  • “Most publishers, including ESA, currently operate under a Creative Commons CC-BY-NC license for open-access publications…”

This is simply not true. Relatively few publishers and journals use this licence e.g. Jornal de Pediatria (a Brazilian journal). In fact, the majority of Open Access journals listed in Thompson Reuters JCR use the Creative Commons Attribution Licence (CC BY). Don’t believe me? Look at the data yourselves here. It’s the licence that BMC, Springer Open, PLoS, Hindawi, MDPI, Versita, Frontiers, Copernicus, Ubiquity Press, Pensoft, American Physical Society, and some Nature Publishing Group, Wiley & Sage open access journals use. So by counting publisher, journal or article-volume it’s definitely the most common Creative Commons licence used to publish scientific research.
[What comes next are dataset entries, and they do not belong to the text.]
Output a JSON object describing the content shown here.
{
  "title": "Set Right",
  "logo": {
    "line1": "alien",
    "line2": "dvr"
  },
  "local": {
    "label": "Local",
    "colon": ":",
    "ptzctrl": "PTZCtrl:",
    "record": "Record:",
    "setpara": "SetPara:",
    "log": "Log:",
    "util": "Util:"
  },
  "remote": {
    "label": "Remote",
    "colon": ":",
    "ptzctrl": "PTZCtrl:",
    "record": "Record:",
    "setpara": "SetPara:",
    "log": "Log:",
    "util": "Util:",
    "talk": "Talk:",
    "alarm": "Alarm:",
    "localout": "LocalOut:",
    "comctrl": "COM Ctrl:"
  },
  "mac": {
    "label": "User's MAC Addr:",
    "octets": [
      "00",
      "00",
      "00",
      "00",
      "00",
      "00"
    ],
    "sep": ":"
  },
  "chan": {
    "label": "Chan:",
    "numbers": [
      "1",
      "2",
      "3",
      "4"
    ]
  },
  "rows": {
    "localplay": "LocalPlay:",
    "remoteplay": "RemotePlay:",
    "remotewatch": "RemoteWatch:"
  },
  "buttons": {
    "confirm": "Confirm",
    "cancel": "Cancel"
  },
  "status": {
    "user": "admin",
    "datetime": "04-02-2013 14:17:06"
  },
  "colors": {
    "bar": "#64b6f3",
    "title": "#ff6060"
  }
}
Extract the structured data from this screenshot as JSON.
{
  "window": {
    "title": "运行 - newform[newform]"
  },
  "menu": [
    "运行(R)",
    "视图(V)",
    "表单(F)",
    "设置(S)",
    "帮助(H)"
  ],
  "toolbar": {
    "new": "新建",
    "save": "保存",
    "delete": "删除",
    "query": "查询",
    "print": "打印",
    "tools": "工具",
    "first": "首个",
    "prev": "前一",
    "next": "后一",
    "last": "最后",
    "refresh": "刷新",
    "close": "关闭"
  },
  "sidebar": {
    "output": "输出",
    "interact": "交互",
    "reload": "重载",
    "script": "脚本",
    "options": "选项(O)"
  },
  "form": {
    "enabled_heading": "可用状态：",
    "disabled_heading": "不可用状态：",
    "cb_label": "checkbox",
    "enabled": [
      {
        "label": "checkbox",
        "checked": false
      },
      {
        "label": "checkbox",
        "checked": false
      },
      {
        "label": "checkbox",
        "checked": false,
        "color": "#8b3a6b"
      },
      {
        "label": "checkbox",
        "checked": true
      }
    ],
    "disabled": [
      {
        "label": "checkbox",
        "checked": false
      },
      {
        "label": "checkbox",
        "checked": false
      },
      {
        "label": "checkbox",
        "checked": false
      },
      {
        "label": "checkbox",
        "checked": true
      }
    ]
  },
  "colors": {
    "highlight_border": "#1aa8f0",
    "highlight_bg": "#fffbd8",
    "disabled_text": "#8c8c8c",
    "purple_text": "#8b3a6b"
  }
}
It’s common for very good reasons, not least that the non-commercial NC-clause can obstruct textmining analyses, and prevents the content from being re-used in Wikipedia.

  • You use an argument that ‘the “shelf life” of ecology research tends to be much longer than for medically oriented sciences

Whilst I don’t wish to disagree with you on this, I think you need not compare yourself to such a niche area of STM publishing. Take for example Palaeontology. I collected data recently to show that the mean age of a cited paper in a typical palaeontology article was >18 years! Yet in palaeontology there are plenty of successful high-impact open access journals and many which allow the green route of open access after a relatively short embargo period. If short (6 or 12 month) embargo periods don’t affect the income of subscription access palaeontology journals, why would it cause harm to ESA journals to allow this? I feel you fear something that won’t actually happen.

  • I strongly doubt that if you allowed a ‘green’ friendly route to Open Access, with a 6 month embargo as allowed by the RCUK policy, that you’d lose much subscription revenue.

Statistics from the Romeo/SHERPA database that tracks green OA policies shows that 60% of journals allow immediate self-archiving of the full-text of research papers, with a further 27% permitting the submitted version (pre-print) to be archived immediately. Only 13% of journals do not allow immediate archiving. There remains little convincing evidence that short embargo periods seriously harm library subscription revenue.

So if I were ESA, I’d probably look into the green OA route as a relatively pain-free / hassle-free way of expanding public access to research.




Ross Mounce,

PhD Student at the University of Bath  & Open Knowledge Foundation Panton Fellow




1. Lawrence, S. 2001. Free online availability substantially increases a paper’s impact. Nature 411:521

2. Xia, J. and Nakanishi, K. 2012. Self-selection and the citation advantage of open access articles. Online Information Review 36:40-51.  [the OA citation advantage is more pronounced for ‘smaller’ journals]

3. Xia, J., Myers, R. L., and Wilhoite, S. K. 2011. Multiple open access availability and citation impact. Journal of Information Science 37:19-28. [More copies available in different places, more citations…]

4. Riera, M. and Aibar, E. 2012. Does open access publishing increase the impact of scientific articles? an empirical study in the field of intensive care medicine. Medicina intensiva / Sociedad Espanola de Medicina Intensiva y Unidades Coronarias.

5. Norris, M., Oppenheim, C., and Rowland, F. 2008. The citation advantage of open-access articles. J. Am. Soc. Inf. Sci. 59:1963-1972.

6. Eysenbach, G. 2006. Citation advantage of open access articles. PLoS Biol 4:e157+.

7. Hajjem, C., Harnad, S., and Gingras, Y. 2006. Ten-Year Cross-Disciplinary comparison of the growth of open access and how it increases research citation impact.

8. Gargouri, Y., Hajjem, C., Larivière, V., Gingras, Y., Carr, L., Brody, T., and Harnad, S. 2010. Self-Selected or mandated, open access increases citation impact for higher quality research. PLoS ONE 5:e13636+.

9. West, J., Bergstrom, T. and Bergstrom, C. T. 2013. Cost-effectiveness of open access publications